## Source data
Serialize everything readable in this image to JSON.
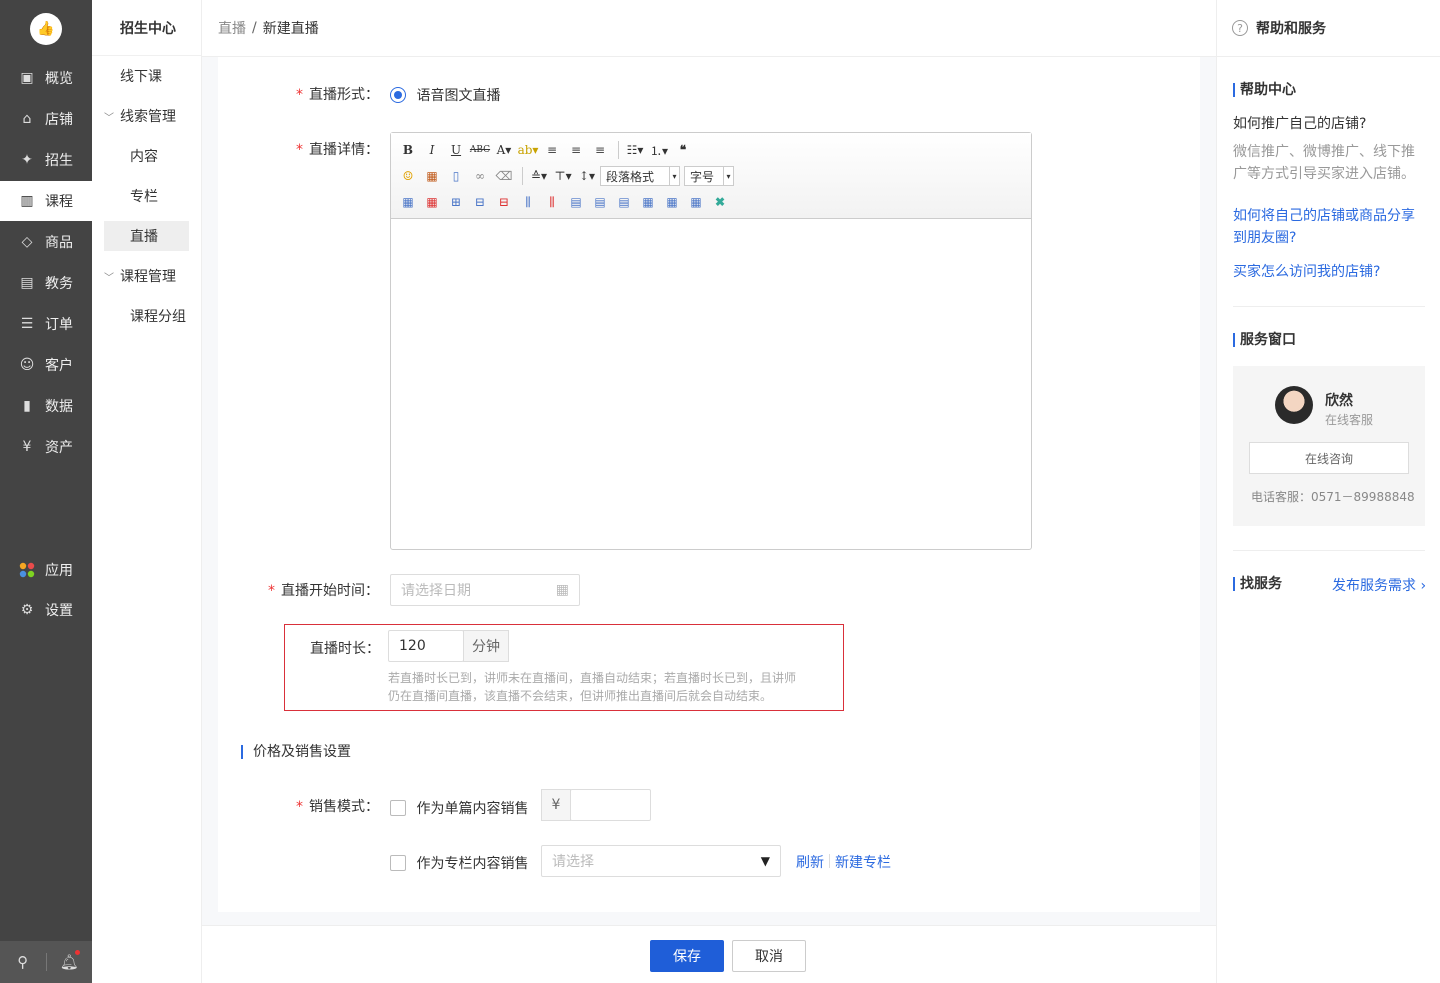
{
  "nav": {
    "items": [
      {
        "label": "概览",
        "icon": "overview-icon",
        "glyph": "▣"
      },
      {
        "label": "店铺",
        "icon": "store-icon",
        "glyph": "⌂"
      },
      {
        "label": "招生",
        "icon": "enroll-icon",
        "glyph": "✦"
      },
      {
        "label": "课程",
        "icon": "course-icon",
        "glyph": "▥"
      },
      {
        "label": "商品",
        "icon": "tag-icon",
        "glyph": "◇"
      },
      {
        "label": "教务",
        "icon": "academic-icon",
        "glyph": "▤"
      },
      {
        "label": "订单",
        "icon": "order-icon",
        "glyph": "☰"
      },
      {
        "label": "客户",
        "icon": "customer-icon",
        "glyph": "☺"
      },
      {
        "label": "数据",
        "icon": "data-icon",
        "glyph": "▮"
      },
      {
        "label": "资产",
        "icon": "asset-icon",
        "glyph": "¥"
      }
    ],
    "apps_label": "应用",
    "settings_label": "设置"
  },
  "subnav": {
    "title": "招生中心",
    "items": {
      "offline": "线下课",
      "leads": "线索管理",
      "content": "内容",
      "column": "专栏",
      "live": "直播",
      "course_mgmt": "课程管理",
      "course_group": "课程分组"
    }
  },
  "breadcrumb": {
    "parent": "直播",
    "separator": "/",
    "current": "新建直播"
  },
  "form": {
    "live_type_label": "直播形式：",
    "live_type_value": "语音图文直播",
    "detail_label": "直播详情：",
    "toolbar": {
      "paragraph_format": "段落格式",
      "font_size": "字号"
    },
    "start_time_label": "直播开始时间：",
    "start_time_placeholder": "请选择日期",
    "duration_label": "直播时长：",
    "duration_value": "120",
    "duration_unit": "分钟",
    "duration_hint": "若直播时长已到，讲师未在直播间，直播自动结束；若直播时长已到，且讲师仍在直播间直播，该直播不会结束，但讲师推出直播间后就会自动结束。",
    "section_price": "价格及销售设置",
    "sale_mode_label": "销售模式：",
    "single_sale": "作为单篇内容销售",
    "currency": "¥",
    "column_sale": "作为专栏内容销售",
    "column_placeholder": "请选择",
    "refresh": "刷新",
    "new_column": "新建专栏"
  },
  "footer": {
    "save": "保存",
    "cancel": "取消"
  },
  "help": {
    "title": "帮助和服务",
    "help_center": "帮助中心",
    "q1": "如何推广自己的店铺?",
    "a1": "微信推广、微博推广、线下推广等方式引导买家进入店铺。",
    "q2": "如何将自己的店铺或商品分享到朋友圈?",
    "q3": "买家怎么访问我的店铺?",
    "service_window": "服务窗口",
    "agent_name": "欣然",
    "agent_role": "在线客服",
    "consult": "在线咨询",
    "phone": "电话客服：0571－89988848",
    "find_service": "找服务",
    "publish_demand": "发布服务需求 ›"
  }
}
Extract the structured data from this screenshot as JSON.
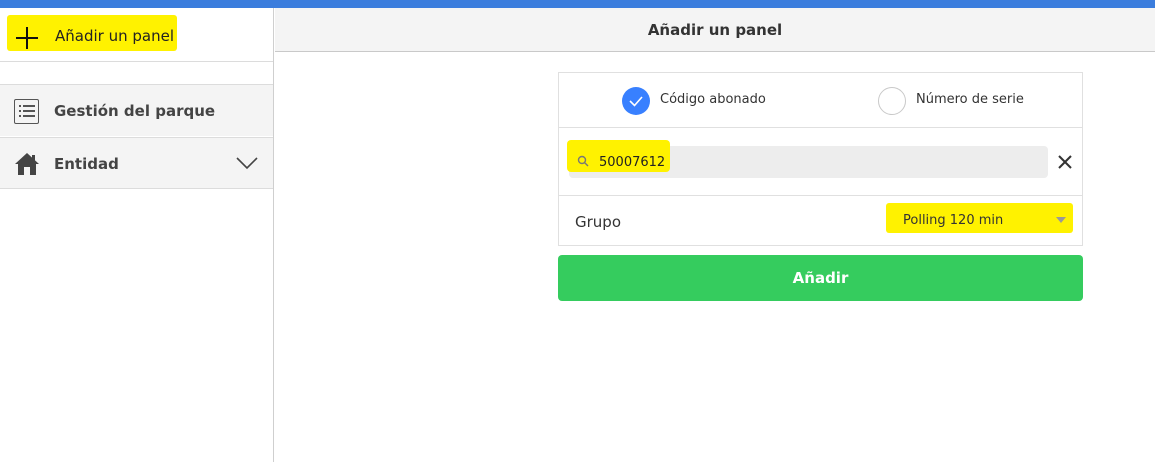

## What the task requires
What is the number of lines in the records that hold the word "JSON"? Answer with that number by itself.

## Answer to the problem
2